The electronic version of this article is the complete one and can be found online at:

Published:19 August 2013

© 2013 Wiench et al; licensee BioMed Central Ltd.

This is an Open Access article distributed under the terms of the Creative Commons Attribution License (, which permits unrestricted use, distribution, and reproduction in any medium, provided the original work is properly cited.

Meeting abstract
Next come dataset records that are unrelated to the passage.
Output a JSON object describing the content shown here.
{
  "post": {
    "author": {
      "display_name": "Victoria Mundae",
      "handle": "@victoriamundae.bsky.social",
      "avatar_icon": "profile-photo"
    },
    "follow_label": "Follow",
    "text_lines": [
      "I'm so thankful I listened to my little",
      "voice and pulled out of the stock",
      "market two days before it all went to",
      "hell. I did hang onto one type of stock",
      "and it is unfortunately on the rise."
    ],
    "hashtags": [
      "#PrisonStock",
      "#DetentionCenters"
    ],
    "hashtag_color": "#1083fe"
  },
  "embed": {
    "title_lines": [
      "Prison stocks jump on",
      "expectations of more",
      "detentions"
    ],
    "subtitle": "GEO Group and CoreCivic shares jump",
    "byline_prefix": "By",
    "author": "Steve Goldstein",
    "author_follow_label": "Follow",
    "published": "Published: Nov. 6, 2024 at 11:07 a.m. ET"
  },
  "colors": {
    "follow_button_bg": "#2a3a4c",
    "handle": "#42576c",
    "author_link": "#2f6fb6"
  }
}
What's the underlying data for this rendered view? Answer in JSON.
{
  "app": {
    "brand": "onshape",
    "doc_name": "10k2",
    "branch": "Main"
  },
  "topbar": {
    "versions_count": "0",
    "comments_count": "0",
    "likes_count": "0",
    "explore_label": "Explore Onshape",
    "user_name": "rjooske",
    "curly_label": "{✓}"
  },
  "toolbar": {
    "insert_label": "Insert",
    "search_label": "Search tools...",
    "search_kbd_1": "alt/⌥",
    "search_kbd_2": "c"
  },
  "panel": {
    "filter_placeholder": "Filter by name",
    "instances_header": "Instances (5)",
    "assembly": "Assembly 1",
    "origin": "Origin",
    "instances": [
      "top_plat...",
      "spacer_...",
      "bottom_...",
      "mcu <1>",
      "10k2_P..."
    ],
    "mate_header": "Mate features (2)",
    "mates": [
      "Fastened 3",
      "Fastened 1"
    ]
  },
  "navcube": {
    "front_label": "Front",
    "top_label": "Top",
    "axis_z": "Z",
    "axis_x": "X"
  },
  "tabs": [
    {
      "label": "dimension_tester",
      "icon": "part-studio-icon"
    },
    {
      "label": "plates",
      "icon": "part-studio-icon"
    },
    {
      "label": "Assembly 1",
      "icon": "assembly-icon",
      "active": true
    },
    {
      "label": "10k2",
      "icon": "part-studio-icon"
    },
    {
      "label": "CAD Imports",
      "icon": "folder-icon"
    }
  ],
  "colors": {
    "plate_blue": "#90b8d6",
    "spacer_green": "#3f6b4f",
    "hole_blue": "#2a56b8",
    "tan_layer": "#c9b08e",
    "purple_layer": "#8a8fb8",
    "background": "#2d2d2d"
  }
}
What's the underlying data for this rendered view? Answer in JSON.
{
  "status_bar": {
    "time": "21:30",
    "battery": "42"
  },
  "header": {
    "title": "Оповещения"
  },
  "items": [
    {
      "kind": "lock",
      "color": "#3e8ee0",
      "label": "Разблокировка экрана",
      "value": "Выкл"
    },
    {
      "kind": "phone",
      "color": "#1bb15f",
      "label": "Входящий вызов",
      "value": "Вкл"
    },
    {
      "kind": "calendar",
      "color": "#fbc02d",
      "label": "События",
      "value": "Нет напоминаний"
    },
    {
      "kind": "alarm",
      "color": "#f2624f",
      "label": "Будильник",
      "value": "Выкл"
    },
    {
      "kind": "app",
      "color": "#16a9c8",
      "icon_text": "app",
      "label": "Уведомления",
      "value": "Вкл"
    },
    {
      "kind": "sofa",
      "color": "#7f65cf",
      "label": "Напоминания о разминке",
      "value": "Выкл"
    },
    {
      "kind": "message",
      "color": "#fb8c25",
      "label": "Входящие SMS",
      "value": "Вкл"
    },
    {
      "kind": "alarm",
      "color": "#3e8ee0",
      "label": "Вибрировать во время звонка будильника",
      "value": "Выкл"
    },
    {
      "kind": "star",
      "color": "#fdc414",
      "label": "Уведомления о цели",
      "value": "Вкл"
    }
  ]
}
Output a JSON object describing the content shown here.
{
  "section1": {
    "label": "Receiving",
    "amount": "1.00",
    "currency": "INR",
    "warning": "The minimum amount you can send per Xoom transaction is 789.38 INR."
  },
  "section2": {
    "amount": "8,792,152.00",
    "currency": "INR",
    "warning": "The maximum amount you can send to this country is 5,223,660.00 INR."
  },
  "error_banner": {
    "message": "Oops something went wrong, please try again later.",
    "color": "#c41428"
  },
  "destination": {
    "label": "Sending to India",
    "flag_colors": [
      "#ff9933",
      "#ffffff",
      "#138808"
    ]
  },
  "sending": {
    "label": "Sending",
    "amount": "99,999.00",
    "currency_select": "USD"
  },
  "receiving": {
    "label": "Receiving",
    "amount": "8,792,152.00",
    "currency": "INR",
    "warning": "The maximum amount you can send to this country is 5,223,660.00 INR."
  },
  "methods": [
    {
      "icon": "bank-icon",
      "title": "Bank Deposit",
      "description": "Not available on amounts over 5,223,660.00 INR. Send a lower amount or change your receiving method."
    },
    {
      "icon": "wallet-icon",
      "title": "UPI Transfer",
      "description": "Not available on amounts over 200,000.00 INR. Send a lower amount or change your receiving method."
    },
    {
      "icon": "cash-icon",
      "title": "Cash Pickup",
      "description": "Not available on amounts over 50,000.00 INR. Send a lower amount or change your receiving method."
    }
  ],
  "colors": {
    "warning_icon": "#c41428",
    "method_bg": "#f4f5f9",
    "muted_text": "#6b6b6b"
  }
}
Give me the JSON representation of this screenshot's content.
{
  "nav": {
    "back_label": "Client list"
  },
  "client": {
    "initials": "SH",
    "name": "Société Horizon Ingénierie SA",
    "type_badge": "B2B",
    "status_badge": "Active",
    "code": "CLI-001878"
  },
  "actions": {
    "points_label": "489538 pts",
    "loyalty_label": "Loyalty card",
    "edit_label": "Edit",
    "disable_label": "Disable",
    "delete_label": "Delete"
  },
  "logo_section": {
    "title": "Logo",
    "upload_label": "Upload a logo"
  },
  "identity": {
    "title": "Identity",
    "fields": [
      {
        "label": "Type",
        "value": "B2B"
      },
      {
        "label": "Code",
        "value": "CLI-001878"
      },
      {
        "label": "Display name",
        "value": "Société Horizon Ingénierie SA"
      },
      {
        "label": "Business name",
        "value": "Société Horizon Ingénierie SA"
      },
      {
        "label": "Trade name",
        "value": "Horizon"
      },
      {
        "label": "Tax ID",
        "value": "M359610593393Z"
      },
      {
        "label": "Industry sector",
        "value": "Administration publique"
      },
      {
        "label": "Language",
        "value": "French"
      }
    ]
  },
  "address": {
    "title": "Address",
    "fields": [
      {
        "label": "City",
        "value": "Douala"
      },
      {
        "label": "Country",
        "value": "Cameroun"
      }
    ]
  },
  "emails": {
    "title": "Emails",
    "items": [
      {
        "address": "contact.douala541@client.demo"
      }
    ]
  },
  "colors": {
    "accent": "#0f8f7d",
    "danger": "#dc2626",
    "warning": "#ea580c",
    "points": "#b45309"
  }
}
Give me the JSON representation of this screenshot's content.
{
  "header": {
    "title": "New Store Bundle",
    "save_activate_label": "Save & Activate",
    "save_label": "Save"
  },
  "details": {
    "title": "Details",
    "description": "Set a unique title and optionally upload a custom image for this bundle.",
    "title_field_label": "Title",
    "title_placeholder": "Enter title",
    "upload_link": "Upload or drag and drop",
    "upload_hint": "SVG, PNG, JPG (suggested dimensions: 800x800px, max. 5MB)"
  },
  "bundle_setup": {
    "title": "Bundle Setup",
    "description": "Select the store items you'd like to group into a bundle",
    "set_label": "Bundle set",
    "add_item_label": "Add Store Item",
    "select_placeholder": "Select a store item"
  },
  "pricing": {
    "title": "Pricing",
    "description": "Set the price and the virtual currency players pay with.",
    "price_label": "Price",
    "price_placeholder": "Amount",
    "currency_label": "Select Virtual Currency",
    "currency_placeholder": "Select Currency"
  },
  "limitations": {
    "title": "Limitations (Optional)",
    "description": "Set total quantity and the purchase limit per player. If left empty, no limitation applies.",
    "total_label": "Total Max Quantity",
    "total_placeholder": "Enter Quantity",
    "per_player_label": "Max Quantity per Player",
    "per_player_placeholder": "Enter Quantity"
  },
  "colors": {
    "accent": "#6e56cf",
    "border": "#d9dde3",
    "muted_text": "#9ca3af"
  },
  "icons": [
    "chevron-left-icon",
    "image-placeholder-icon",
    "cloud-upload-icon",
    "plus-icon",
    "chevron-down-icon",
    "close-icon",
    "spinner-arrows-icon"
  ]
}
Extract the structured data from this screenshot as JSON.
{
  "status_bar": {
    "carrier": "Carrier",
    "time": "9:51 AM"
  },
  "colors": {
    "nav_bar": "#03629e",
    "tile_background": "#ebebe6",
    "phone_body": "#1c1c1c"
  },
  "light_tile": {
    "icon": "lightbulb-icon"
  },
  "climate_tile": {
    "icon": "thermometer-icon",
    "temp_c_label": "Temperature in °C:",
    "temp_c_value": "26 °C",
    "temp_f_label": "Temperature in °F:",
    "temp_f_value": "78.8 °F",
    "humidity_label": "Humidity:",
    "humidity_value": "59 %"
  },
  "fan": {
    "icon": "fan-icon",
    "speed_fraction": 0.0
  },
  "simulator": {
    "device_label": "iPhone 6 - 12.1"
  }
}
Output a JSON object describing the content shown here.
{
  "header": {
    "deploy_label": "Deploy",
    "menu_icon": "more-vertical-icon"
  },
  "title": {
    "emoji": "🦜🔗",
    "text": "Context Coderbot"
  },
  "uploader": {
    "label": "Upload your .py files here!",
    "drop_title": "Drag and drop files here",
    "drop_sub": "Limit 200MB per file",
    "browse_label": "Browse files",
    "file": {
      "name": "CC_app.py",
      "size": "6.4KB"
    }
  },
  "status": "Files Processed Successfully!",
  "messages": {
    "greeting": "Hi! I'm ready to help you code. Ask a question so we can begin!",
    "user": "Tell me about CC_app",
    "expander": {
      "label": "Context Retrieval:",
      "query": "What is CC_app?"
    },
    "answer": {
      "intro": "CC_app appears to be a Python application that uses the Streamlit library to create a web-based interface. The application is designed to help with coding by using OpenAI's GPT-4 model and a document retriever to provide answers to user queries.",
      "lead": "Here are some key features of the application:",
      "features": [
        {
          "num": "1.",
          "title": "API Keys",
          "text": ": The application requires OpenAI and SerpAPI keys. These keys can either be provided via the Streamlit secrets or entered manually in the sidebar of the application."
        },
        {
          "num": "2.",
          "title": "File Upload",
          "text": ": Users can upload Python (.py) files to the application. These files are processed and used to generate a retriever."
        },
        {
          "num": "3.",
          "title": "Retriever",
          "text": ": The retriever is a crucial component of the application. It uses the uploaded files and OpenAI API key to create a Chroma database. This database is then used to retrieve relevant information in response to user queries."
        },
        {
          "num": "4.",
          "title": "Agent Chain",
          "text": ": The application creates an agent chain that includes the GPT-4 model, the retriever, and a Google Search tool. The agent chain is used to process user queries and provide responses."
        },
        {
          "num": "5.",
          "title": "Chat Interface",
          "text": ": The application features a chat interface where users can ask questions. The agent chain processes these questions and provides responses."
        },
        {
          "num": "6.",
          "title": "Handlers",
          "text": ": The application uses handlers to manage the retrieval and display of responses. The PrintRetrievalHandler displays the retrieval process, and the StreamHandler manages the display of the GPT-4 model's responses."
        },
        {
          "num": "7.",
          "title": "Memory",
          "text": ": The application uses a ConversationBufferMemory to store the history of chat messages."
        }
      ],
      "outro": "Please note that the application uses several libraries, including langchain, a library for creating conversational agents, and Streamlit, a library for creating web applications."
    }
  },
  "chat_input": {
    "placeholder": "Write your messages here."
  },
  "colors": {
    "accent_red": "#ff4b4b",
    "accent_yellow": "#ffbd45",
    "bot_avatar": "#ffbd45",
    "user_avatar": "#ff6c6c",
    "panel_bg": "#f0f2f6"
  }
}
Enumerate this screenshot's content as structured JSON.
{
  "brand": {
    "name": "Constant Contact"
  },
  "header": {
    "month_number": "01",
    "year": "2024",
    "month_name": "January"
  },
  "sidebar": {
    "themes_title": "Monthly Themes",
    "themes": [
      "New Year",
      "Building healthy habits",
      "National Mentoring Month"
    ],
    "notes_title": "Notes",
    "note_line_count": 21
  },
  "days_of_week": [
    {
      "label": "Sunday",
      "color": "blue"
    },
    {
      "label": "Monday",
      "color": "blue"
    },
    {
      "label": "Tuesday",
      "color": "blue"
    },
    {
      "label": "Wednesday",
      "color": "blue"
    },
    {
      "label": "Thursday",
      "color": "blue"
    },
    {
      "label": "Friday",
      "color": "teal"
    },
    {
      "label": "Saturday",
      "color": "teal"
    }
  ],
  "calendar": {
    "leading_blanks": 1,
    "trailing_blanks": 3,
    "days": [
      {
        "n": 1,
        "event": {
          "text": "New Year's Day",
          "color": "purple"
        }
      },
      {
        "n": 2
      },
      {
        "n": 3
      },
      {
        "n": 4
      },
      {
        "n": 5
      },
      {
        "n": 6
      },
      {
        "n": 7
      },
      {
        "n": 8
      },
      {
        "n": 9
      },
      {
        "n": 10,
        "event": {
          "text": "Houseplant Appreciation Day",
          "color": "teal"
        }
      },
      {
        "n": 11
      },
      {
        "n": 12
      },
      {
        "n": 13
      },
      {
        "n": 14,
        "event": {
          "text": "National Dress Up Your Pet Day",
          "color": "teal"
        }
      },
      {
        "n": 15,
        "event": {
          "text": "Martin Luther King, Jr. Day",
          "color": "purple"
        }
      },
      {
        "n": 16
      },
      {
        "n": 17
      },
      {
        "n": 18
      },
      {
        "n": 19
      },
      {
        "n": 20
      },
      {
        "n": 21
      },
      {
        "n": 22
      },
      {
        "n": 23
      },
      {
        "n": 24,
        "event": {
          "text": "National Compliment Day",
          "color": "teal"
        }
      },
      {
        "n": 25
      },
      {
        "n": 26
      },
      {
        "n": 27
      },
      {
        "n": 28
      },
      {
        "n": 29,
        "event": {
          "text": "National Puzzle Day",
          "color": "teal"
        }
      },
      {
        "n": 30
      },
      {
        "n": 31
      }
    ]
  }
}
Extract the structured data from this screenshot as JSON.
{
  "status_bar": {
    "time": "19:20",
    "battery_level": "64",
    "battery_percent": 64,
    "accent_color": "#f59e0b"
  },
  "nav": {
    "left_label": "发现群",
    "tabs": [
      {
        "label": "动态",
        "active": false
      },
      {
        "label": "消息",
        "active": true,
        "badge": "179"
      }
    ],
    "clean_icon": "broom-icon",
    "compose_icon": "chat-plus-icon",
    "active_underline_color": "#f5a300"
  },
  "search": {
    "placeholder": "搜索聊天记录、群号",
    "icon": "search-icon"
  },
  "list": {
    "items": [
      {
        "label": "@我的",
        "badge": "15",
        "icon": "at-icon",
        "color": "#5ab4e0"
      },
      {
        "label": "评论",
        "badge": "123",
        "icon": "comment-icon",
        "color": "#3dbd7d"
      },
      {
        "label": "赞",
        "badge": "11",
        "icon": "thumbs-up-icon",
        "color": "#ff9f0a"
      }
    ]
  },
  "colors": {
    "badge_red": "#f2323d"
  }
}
Epigenetic mechanisms have emerged as important contributors to cancer initiation and progression. DNA methylation of gene promoters has been extensively studied since the 1970s but the role of DNA methylation in the activity of distal regulatory elements (DREs) has only recently emerged. We have previously shown that tissue-specific differentially methylated regions overlap with DREs and that DNA methylation status correlates with their activity and the ability to bind transcription factors. We and others also demonstrated that such elements are dynamic and prone to demethylation. Our goal is to understand the role of DNA methylation and hydroxymethylation in the activity of DREs in cancer progression. OSCC, characterized by a double aetiology (exposure to carcinogens and HPV infection) and highly variable response to therapies, will be used as a model system.

Herein, we present the preliminary data of genome-wide identification of DREs in HPV-positive and HPV-negative OSCC cell lines using Digital DNaseI-Seq method and the application of this method in detection of chromosomal alterations – insertions and deletions. Data obtained at this stage will be used to establish a new methodological workflow for the 5mC and 5hmC analysis at DREs using capture array for fragment enrichment followed by third generation sequencing.